“What’s that?” he asked, leaning in over her shoulder in a way that made her feel uncomfortable.
“You’re in my personal space,” she said, turning with spatula in hand.
“Oh. Sorry.” He stepped back, and pointed at her bowl. “What is that stuff?”
She stared at the boy for a second. Was he for real?
“Whipped cream. For the pumpkin pies.”
He tipped his head to the side and crinkled up his nose. “Why did you take it out of the cans and put it in the bowl?”
“What?” she asked, setting the spatula back into the empty mixing-bowl. “The can? This doesn’t come from a can. It’s whipped cream.” She gestured to the empty, cardboard container with it’s depiction of a smiling cow in green pastures.
“Really?” Chuck picked up the carton and peered inside. “I’ve only had the kind in a can. I didn’t know you could make it fluffy like that yourself. Cool.”
Katie didn’t reply. He’d never seen real whipped cream? She suddenly felt so sorry for him that she wanted to give him a hug. Instead, she pulled him over to the hutch where she’d stashed her pies so they wouldn’t get bumped during the cooking.
“Have you ever had homemade pumpkin pie?” she asked, glancing up to see his expression.
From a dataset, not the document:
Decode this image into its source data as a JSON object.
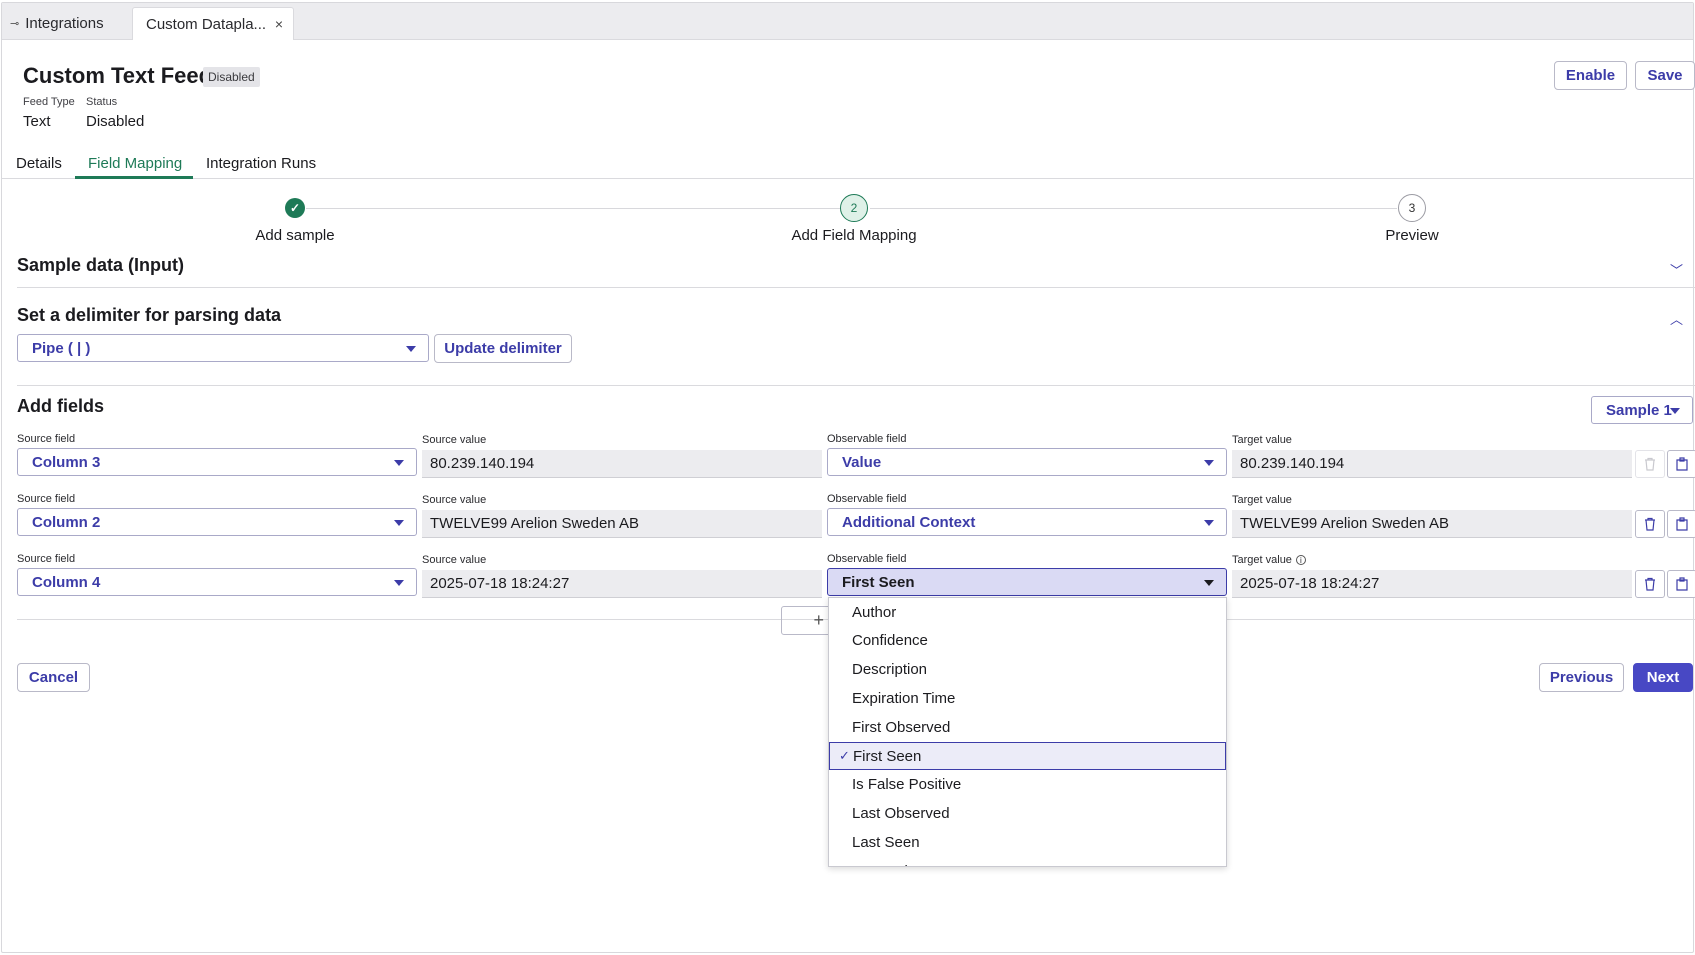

He was kind of cute, with his eyes wide with astonishment as he gazed at her creations.
“Who made those?” he asked, his voice full of the awe she’d seen on his face.
“I did,” she said, smiling now.
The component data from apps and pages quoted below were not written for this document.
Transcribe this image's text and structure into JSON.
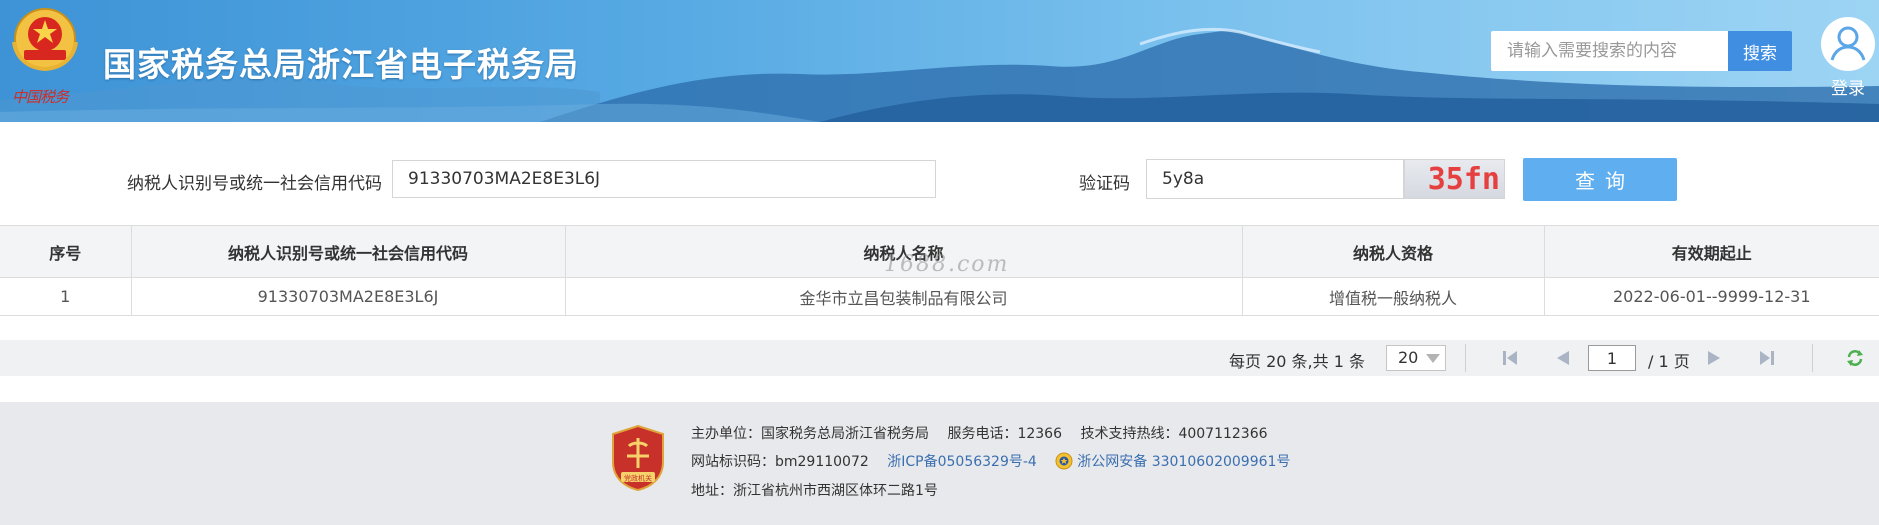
{
  "header": {
    "seal_text": "中国税务",
    "title": "国家税务总局浙江省电子税务局",
    "search_placeholder": "请输入需要搜索的内容",
    "search_button": "搜索",
    "login_label": "登录"
  },
  "form": {
    "tax_id_label": "纳税人识别号或统一社会信用代码",
    "tax_id_value": "91330703MA2E8E3L6J",
    "captcha_label": "验证码",
    "captcha_value": "5y8a",
    "captcha_image_text": "35fn",
    "query_button": "查询"
  },
  "table": {
    "columns": [
      "序号",
      "纳税人识别号或统一社会信用代码",
      "纳税人名称",
      "纳税人资格",
      "有效期起止"
    ],
    "rows": [
      [
        "1",
        "91330703MA2E8E3L6J",
        "金华市立昌包装制品有限公司",
        "增值税一般纳税人",
        "2022-06-01--9999-12-31"
      ]
    ],
    "watermark": "1688.com"
  },
  "pager": {
    "summary": "每页 20 条,共 1 条",
    "page_size": "20",
    "current_page": "1",
    "total_pages": "/ 1 页"
  },
  "footer": {
    "host": "主办单位：国家税务总局浙江省税务局",
    "service_phone": "服务电话：12366",
    "tech_hotline": "技术支持热线：4007112366",
    "site_code": "网站标识码：bm29110072",
    "icp": "浙ICP备05056329号-4",
    "police_record": "浙公网安备 33010602009961号",
    "address": "地址：浙江省杭州市西湖区体环二路1号",
    "badge_text": "党政机关"
  },
  "colors": {
    "header_blue": "#3d93d6",
    "search_button": "#3f8ee2",
    "query_button": "#5eaef0",
    "captcha_text": "#e53f3f",
    "link": "#3a6fb0"
  },
  "icons": [
    "tax-emblem-icon",
    "avatar-icon",
    "first-page-icon",
    "prev-page-icon",
    "next-page-icon",
    "last-page-icon",
    "refresh-icon",
    "dangzheng-badge-icon",
    "police-badge-icon"
  ]
}
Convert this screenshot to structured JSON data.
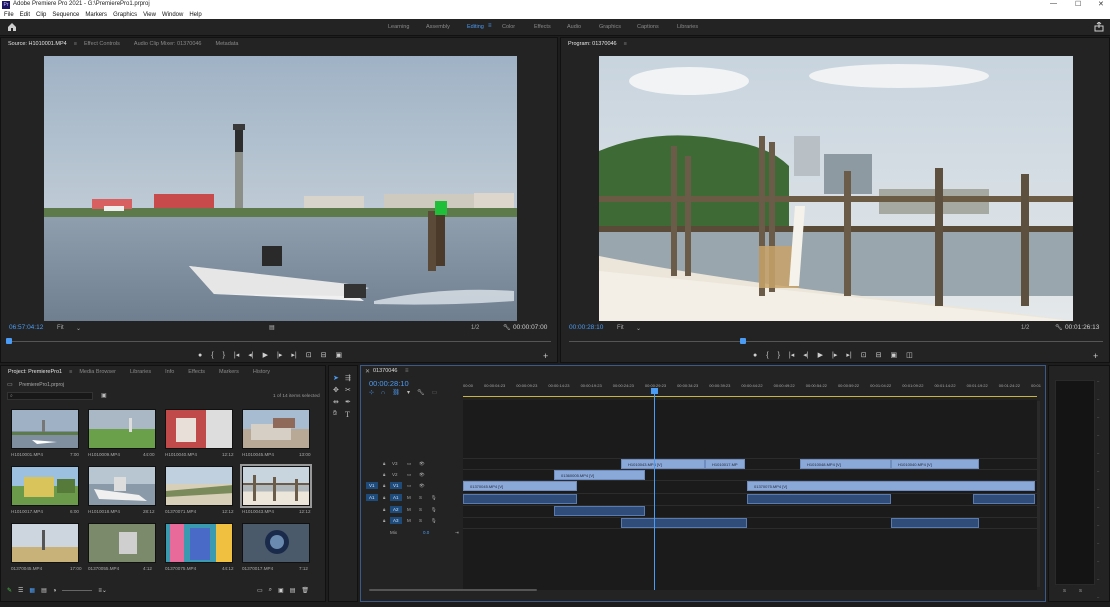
{
  "titlebar": {
    "title": "Adobe Premiere Pro 2021 - G:\\PremierePro1.prproj"
  },
  "menu": [
    "File",
    "Edit",
    "Clip",
    "Sequence",
    "Markers",
    "Graphics",
    "View",
    "Window",
    "Help"
  ],
  "workspaces": [
    "Learning",
    "Assembly",
    "Editing",
    "Color",
    "Effects",
    "Audio",
    "Graphics",
    "Captions",
    "Libraries"
  ],
  "source": {
    "tabs": [
      "Source: H1010001.MP4",
      "Effect Controls",
      "Audio Clip Mixer: 01370046",
      "Metadata"
    ],
    "timecode": "06:57:04:12",
    "fit": "Fit",
    "ratio": "1/2",
    "duration": "00:00:07:00"
  },
  "program": {
    "tab": "Program: 01370046",
    "timecode": "00:00:28:10",
    "fit": "Fit",
    "ratio": "1/2",
    "duration": "00:01:26:13"
  },
  "project": {
    "tabs": [
      "Project: PremierePro1",
      "Media Browser",
      "Libraries",
      "Info",
      "Effects",
      "Markers",
      "History"
    ],
    "filename": "PremierePro1.prproj",
    "count": "1 of 14 items selected",
    "items": [
      {
        "name": "H1010001.MP4",
        "dur": "7:00"
      },
      {
        "name": "H1010009.MP4",
        "dur": "44:00"
      },
      {
        "name": "H1010040.MP4",
        "dur": "12:12"
      },
      {
        "name": "H1010045.MP4",
        "dur": "13:00"
      },
      {
        "name": "H1010017.MP4",
        "dur": "6:00"
      },
      {
        "name": "H1010018.MP4",
        "dur": "28:12"
      },
      {
        "name": "01370071.MP4",
        "dur": "12:12"
      },
      {
        "name": "H1010043.MP4",
        "dur": "12:12"
      },
      {
        "name": "01370045.MP4",
        "dur": "17:00"
      },
      {
        "name": "01370055.MP4",
        "dur": "4:12"
      },
      {
        "name": "01370075.MP4",
        "dur": "44:12"
      },
      {
        "name": "01370017.MP4",
        "dur": "7:12"
      }
    ]
  },
  "timeline": {
    "tab": "01370046",
    "timecode": "00:00:28:10",
    "ruler": [
      "00:00",
      "00:00:04:23",
      "00:00:09:23",
      "00:00:14:23",
      "00:00:19:23",
      "00:00:24:23",
      "00:00:29:23",
      "00:00:34:23",
      "00:00:39:23",
      "00:00:44:22",
      "00:00:49:22",
      "00:00:54:22",
      "00:00:59:22",
      "00:01:04:22",
      "00:01:09:22",
      "00:01:14:22",
      "00:01:19:22",
      "00:01:24:22",
      "00:01"
    ],
    "tracks": [
      "V3",
      "V2",
      "V1",
      "A1",
      "A2",
      "A3"
    ],
    "v1src": "V1",
    "a1src": "A1",
    "mix": "Mix",
    "mixval": "0.0",
    "clips": {
      "c1": "H1010043.MP4 [V]",
      "c2": "H1010017.MP",
      "c3": "H1010048.MP4 [V]",
      "c4": "H1010040.MP4 [V]",
      "c5": "01360005.MP4 [V]",
      "c6": "01370045.MP4 [V]",
      "c7": "01370075.MP4 [V]"
    }
  },
  "meter": {
    "labels": [
      "S",
      "S"
    ]
  }
}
“Whoa. Those are…they’re like…damn. I’ve never seen something like that in real life. It’s like pies from The Food Network!”
Katie was grinning now.
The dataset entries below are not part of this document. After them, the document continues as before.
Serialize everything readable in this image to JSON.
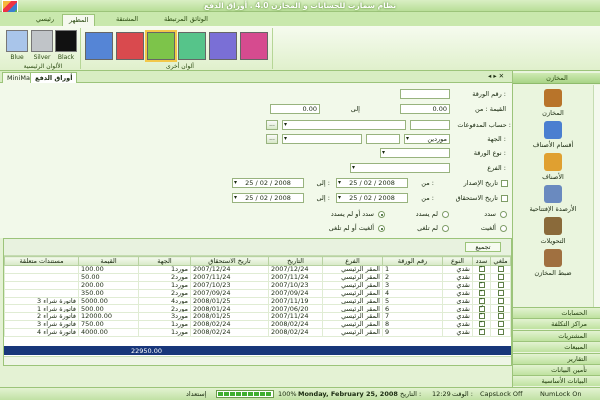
{
  "window": {
    "title": "نظام سمارت للحسابات و المخازن 4.0 . أوراق الدفع"
  },
  "ribbon": {
    "tabs": [
      "رئيسي",
      "المظهر",
      "المشتقة",
      "الوثائق المرتبطة"
    ],
    "active_tab": 1,
    "main_colors_label": "الألوان الرئيسية",
    "other_colors_label": "ألوان أخرى",
    "main_colors": [
      {
        "name": "Black",
        "color": "#111111"
      },
      {
        "name": "Silver",
        "color": "#c0c4c8"
      },
      {
        "name": "Blue",
        "color": "#a9c5ea"
      }
    ],
    "other_colors": [
      "#d64b8f",
      "#7a6fd6",
      "#56c48a",
      "#7dc44a",
      "#d94a4e",
      "#5585d6"
    ]
  },
  "doc_tabs": {
    "active": "أوراق الدفع",
    "other": "MiniMax"
  },
  "sidebar": {
    "header": "المخازن",
    "items": [
      {
        "label": "المخازن",
        "color": "#b8742a"
      },
      {
        "label": "أقسام الأصناف",
        "color": "#4a7fd0"
      },
      {
        "label": "الأصناف",
        "color": "#e0a030"
      },
      {
        "label": "الأرصدة الإفتتاحية",
        "color": "#6a8abf"
      },
      {
        "label": "التحويلات",
        "color": "#8a6a3a"
      },
      {
        "label": "ضبط المخازن",
        "color": "#a07040"
      }
    ],
    "categories": [
      "الحسابات",
      "مراكز التكلفة",
      "المشتريات",
      "المبيعات",
      "التقارير",
      "تأمين البيانات",
      "البيانات الأساسية"
    ]
  },
  "form": {
    "paper_no_label": "رقم الورقة :",
    "value_from_label": "القيمة :  من",
    "to_label": "إلى",
    "value_from": "0.00",
    "value_to": "0.00",
    "payment_account_label": "حساب المدفوعات :",
    "party_label": "الجهة :",
    "party_value": "موردين",
    "paper_type_label": "نوع الورقة :",
    "branch_label": "الفرع :",
    "issue_date_label": "تاريخ الإصدار",
    "due_date_label": "تاريخ الاستحقاق",
    "from_label": "من :",
    "to_label2": "إلى :",
    "dates": {
      "issue_from": "25 / 02 / 2008",
      "issue_to": "25 / 02 / 2008",
      "due_from": "25 / 02 / 2008",
      "due_to": "25 / 02 / 2008"
    },
    "radios": {
      "paid": "سدد",
      "not_paid": "لم يسدد",
      "paid_or_not": "سدد أو لم يسدد",
      "canceled": "ألغيت",
      "not_received": "لم تلغى",
      "canceled_or_not": "ألغيت أو لم تلغى"
    },
    "ellipsis": "..."
  },
  "grid": {
    "group_label": "تجميع",
    "columns": [
      "ملغي",
      "سدد",
      "النوع",
      "رقم الورقة",
      "الفرع",
      "التاريخ",
      "تاريخ الاستحقاق",
      "الجهة",
      "القيمة",
      "مستندات متعلقة"
    ],
    "rows": [
      {
        "canceled": false,
        "paid": true,
        "type": "نقدي",
        "no": "1",
        "branch": "المقر الرئيسي",
        "date": "2007/12/24",
        "due": "2007/12/24",
        "party": "مورد1",
        "value": "100.00",
        "docs": ""
      },
      {
        "canceled": false,
        "paid": true,
        "type": "نقدي",
        "no": "2",
        "branch": "المقر الرئيسي",
        "date": "2007/11/24",
        "due": "2007/11/24",
        "party": "مورد2",
        "value": "50.00",
        "docs": ""
      },
      {
        "canceled": false,
        "paid": true,
        "type": "نقدي",
        "no": "3",
        "branch": "المقر الرئيسي",
        "date": "2007/10/23",
        "due": "2007/10/23",
        "party": "مورد1",
        "value": "200.00",
        "docs": ""
      },
      {
        "canceled": false,
        "paid": true,
        "type": "نقدي",
        "no": "4",
        "branch": "المقر الرئيسي",
        "date": "2007/09/24",
        "due": "2007/09/24",
        "party": "مورد2",
        "value": "350.00",
        "docs": ""
      },
      {
        "canceled": false,
        "paid": true,
        "type": "نقدي",
        "no": "5",
        "branch": "المقر الرئيسي",
        "date": "2007/11/19",
        "due": "2008/01/25",
        "party": "مورد4",
        "value": "5000.00",
        "docs": "فاتورة شراء 3"
      },
      {
        "canceled": false,
        "paid": true,
        "type": "نقدي",
        "no": "6",
        "branch": "المقر الرئيسي",
        "date": "2007/06/20",
        "due": "2008/01/24",
        "party": "مورد2",
        "value": "500.00",
        "docs": "فاتورة شراء 1"
      },
      {
        "canceled": false,
        "paid": true,
        "type": "نقدي",
        "no": "7",
        "branch": "المقر الرئيسي",
        "date": "2007/11/24",
        "due": "2008/01/25",
        "party": "مورد3",
        "value": "12000.00",
        "docs": "فاتورة شراء 2"
      },
      {
        "canceled": false,
        "paid": true,
        "type": "نقدي",
        "no": "8",
        "branch": "المقر الرئيسي",
        "date": "2008/02/24",
        "due": "2008/02/24",
        "party": "مورد1",
        "value": "750.00",
        "docs": "فاتورة شراء 3"
      },
      {
        "canceled": false,
        "paid": true,
        "type": "نقدي",
        "no": "9",
        "branch": "المقر الرئيسي",
        "date": "2008/02/24",
        "due": "2008/02/24",
        "party": "مورد1",
        "value": "4000.00",
        "docs": "فاتورة شراء 4"
      }
    ],
    "total": "22950.00"
  },
  "status": {
    "numlock": "NumLock On",
    "capslock": "CapsLock Off",
    "time_label": "الوقت :",
    "time": "12:29",
    "date_label": "التاريخ :",
    "date": "Monday, February 25, 2008",
    "zoom": "100%",
    "ready": "إستعداد",
    "progress": 1.0
  }
}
“Just wait until you taste them.” She snatched up the pie-knife and sliced him a piece, sliding it neatly onto one of the china plates stacked on the hutch. Chuck reached for it, and she slapped his hand.
“Not without the whipped cream!”
She practically ran to the other counter and came back with her bowl of cream and air. Like an artist applying her last dab of paint on her masterpiece, Katie spooned a round dollop of the whipped cream on the pie. Perfect.
Chuck stared at the plate, his fork poised just above the dessert, but he didn’t cut into it.
“What’s wrong?” Katie asked, glancing between the pie and his frozen fork.
“It’s too pretty,” he said, his voice barely above a whisper.
“It is gorgeous. Let me take a picture, then you can eat it.” She pulled out her phone and snapped the shot. That was one for Instagram.
“Okay. Go ahead. Try it,” she urged, nudging Chuck’s elbow.
He slipped the fork through the cream, down through the custard, cutting through the crumbling crust so that the tines clinked on the china underneath. As precise as a surgeon, he lifted the fork to his mouth. Katie watched with satisfaction as his lips pulled every last crumb from the fork. They were rather curvaceous lips too.
“Mmmmmmm,” he moaned, his eyes rolling up and shut.
“Well?” Katie asked, her heart beating faster.
“Mmmmmmmm,” he said again, gently chewing and swallowing. He opened his eyes, gazing straight into Katie’s. Was that tears in his eyes?
“Will you marry me?”